clock menu more-arrow no yes mobile

Filed under:

The Early Word on Asian Smokehouse Loro

Read on for the good and bad news on the restaurant from Tyson Cole and Aaron Franklin

If you buy something from an Eater link, Vox Media may earn a commission. See our ethics policy.

Brisket from Loro
Brisket from Loro
Erin Russell is associate editor of Eater Austin, a native Austinite, and a big fan of carbs.

Being the Asian smokehouse lovechild from Austin celebrity chefs Aaron Franklin and Tyson Cole, Loro had a lot to live up to. The much-awaited South Lamar restaurant has been bustling since it opened in April, with lines forming most evenings.
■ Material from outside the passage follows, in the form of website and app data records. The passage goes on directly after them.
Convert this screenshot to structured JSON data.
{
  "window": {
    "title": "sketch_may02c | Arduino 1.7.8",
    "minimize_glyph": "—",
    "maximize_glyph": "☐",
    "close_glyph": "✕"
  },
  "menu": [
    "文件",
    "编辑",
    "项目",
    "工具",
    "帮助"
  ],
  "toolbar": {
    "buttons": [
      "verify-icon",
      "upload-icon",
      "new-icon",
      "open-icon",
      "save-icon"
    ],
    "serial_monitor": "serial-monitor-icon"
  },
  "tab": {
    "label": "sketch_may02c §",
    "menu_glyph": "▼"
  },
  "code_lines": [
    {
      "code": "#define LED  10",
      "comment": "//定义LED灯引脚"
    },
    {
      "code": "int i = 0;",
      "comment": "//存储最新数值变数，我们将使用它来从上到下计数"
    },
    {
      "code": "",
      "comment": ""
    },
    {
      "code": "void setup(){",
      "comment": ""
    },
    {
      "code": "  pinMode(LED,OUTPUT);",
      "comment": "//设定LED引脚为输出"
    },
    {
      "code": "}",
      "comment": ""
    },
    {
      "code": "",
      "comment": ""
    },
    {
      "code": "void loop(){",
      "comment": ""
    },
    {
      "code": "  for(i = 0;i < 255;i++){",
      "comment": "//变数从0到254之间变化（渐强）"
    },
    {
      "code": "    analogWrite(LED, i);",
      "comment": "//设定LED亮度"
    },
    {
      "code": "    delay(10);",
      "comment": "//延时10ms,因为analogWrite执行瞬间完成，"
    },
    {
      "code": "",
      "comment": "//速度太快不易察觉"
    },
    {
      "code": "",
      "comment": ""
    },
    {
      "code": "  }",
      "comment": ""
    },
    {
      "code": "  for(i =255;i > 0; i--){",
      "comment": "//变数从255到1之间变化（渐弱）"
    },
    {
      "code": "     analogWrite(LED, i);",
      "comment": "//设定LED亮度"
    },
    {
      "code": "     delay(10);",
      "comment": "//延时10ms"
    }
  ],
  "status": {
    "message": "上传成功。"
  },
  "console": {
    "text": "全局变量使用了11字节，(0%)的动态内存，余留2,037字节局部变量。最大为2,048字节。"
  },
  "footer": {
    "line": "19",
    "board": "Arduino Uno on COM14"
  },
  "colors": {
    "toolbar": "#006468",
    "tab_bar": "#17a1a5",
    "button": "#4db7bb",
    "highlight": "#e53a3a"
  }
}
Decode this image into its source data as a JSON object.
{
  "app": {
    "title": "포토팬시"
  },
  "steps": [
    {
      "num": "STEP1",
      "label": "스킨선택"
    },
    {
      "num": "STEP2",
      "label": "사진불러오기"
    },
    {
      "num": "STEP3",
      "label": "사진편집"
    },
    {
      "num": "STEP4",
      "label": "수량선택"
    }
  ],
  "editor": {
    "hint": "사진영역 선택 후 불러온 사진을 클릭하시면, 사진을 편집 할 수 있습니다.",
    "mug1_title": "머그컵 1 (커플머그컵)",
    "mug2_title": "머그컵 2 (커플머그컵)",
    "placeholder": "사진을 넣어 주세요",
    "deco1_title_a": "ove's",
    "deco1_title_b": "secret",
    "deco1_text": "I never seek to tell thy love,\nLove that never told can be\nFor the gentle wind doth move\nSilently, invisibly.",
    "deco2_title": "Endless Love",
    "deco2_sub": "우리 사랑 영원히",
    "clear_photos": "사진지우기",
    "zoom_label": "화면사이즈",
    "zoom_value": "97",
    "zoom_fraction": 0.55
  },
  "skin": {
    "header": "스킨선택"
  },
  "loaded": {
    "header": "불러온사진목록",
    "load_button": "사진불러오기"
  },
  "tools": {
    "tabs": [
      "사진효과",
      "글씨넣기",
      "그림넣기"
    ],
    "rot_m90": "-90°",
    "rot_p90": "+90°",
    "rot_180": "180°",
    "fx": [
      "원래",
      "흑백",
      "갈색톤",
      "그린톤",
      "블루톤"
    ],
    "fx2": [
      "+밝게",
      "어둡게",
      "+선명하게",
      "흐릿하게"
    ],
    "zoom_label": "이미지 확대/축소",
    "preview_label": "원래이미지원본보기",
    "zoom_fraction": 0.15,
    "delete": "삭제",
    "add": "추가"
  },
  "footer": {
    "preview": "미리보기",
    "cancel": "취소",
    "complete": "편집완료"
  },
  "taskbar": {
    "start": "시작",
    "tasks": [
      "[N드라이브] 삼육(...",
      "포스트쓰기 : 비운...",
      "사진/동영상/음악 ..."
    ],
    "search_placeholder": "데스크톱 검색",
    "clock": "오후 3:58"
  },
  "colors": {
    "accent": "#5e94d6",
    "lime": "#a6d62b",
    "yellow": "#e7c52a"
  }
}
But is it worth the hype? Read on for the early word on the Asian-barbecue collaboration.

The food: As expected, Franklin’s signature brisket accented with chili gastrique and Thai herbs is a hot ticket item, and only available after 5 p.m. While Texas Monthly described it as “stupendously tender, deeply crusted slices,” the publication’s barbecue editor Daniel Vaughn and food critic Pat Sharpe agreed that the bite that best summed up the restaurant was the bavette steak, where the “smokiness and the grilled flavor complement one another, with neither dominating.” Culinary Culture called the kettle corn with burnt ends and togarashi a standout, along with the “unforgettable” Malaysian chicken bo ssam, but was less sold on the chicken karaage. The general consensus on Yelp seemed to be that the oak-grilled snap peas and corn fritters are great, but the garlic noodles lack flavor.

The drinks: Loro’s signature drinks are both frozen: a mango-sake slushie and a frozen gin & tonic. Texas Monthly said the beverages pair “perfectly” with the food, though Yelp seems concerned that the slushie is too small to be worth the $8. Brandon Watson at CultureMap lamented, “the expansive bar practically begs for a full array of bottles, even if the draft cocktail system is necessary to keep the lines humming along.”

The service: Almost across the board, Loro got panned for a confusing ordering and seating system. The counter-service model combined with spotty service and a bar that doesn’t keep tabs open seems to be an unpopular choice.

The space: Time Out Austin called architect Michael Hsu’s dancehall-inspired space “airy [...] with plenty of light and exposed wood beams.” Watson said the interior “couldn’t work better.” The Chronicle highlighted the “fantastic” patio, though its popularity may have waned as summer temperatures and insects move in.

The overall experience: Though it had only open for a month, Chronicle already added Loro to its annual First Plates list. Texas Monthly commanded: “Go to Loro. Now.” However, Yelpers seem split between those who love it and those who are less sold on the place. The biggest complaints seem to be the ordering system, portion size, and price, though many are underwhelmed by the food. Time will tell if Loro will rise to the level of its founders.


1001 West 11th Street, , TX 77008 (713) 930-2326 Visit Website